DATA EXTRACTS below:
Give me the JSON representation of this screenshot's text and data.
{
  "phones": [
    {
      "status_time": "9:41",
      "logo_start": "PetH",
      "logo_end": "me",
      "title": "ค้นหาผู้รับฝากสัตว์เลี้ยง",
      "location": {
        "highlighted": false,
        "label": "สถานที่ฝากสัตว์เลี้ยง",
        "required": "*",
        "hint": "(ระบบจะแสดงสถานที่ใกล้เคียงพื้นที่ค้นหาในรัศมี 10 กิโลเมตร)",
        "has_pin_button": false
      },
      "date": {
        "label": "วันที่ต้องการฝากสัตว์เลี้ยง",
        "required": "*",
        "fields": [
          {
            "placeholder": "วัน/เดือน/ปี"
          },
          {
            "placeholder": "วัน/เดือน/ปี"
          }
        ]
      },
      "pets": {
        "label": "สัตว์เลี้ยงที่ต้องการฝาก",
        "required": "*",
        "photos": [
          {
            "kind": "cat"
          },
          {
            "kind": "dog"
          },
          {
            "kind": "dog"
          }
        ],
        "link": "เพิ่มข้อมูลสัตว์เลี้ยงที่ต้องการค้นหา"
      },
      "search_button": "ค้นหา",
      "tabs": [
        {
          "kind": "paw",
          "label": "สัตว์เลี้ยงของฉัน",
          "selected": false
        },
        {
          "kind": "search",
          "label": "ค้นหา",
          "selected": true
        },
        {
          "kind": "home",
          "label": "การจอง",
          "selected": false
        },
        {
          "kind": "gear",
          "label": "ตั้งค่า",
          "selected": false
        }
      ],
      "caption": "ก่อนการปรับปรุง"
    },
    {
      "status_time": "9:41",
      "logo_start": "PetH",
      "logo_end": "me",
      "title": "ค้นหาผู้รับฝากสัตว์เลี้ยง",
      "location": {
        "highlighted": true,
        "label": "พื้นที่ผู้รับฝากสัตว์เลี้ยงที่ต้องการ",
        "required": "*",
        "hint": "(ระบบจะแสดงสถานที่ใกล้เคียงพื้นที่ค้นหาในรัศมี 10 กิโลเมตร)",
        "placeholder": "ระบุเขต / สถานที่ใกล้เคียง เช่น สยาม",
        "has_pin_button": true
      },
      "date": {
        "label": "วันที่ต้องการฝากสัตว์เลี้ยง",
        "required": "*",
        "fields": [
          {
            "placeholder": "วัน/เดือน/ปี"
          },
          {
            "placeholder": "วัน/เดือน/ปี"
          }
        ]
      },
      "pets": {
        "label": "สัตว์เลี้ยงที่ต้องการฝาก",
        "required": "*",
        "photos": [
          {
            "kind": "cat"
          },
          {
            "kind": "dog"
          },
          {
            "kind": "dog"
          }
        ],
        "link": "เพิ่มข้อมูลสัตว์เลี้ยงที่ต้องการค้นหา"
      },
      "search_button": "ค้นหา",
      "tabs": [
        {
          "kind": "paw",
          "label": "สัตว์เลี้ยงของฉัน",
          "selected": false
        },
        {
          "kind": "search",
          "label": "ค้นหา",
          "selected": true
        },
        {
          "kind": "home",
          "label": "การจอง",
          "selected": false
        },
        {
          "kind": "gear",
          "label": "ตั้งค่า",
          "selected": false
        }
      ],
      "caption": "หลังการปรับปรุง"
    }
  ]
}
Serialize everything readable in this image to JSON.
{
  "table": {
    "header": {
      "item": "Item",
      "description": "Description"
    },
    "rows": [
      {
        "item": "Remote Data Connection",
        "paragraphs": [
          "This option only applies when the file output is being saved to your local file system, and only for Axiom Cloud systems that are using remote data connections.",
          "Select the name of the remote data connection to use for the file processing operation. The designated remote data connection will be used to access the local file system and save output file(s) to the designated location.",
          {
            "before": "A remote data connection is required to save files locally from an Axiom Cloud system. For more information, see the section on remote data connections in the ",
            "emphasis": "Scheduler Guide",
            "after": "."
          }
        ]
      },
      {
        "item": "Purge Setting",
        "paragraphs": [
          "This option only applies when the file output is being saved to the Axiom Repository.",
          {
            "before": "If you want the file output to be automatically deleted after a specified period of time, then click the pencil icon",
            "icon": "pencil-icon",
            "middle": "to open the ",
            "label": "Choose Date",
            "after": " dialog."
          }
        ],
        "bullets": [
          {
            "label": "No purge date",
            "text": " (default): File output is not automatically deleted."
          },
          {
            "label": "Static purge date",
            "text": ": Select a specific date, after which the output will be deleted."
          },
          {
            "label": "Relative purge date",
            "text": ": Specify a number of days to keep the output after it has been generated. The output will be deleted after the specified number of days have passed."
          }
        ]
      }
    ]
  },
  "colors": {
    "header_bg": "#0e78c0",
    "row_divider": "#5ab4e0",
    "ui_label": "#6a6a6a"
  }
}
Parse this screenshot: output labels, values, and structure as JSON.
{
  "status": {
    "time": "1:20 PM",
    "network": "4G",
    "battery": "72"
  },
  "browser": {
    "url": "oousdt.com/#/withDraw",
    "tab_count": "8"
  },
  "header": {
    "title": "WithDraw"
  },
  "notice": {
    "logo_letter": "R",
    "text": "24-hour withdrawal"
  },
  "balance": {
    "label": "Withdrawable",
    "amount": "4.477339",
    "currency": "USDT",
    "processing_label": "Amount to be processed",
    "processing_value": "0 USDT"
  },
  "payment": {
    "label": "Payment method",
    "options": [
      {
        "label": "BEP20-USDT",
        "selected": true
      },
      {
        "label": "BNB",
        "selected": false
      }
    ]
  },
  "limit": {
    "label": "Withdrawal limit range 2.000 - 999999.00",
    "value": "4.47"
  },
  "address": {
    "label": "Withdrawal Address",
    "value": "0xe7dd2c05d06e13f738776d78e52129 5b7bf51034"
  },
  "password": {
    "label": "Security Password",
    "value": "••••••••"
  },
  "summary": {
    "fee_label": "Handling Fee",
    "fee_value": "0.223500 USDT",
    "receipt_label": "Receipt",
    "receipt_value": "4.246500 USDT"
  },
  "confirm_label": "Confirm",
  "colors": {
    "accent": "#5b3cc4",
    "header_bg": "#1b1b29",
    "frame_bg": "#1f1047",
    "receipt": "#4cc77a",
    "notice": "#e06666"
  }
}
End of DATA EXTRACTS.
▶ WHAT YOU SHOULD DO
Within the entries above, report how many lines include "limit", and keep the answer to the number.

▶ TASK SOLUTION
2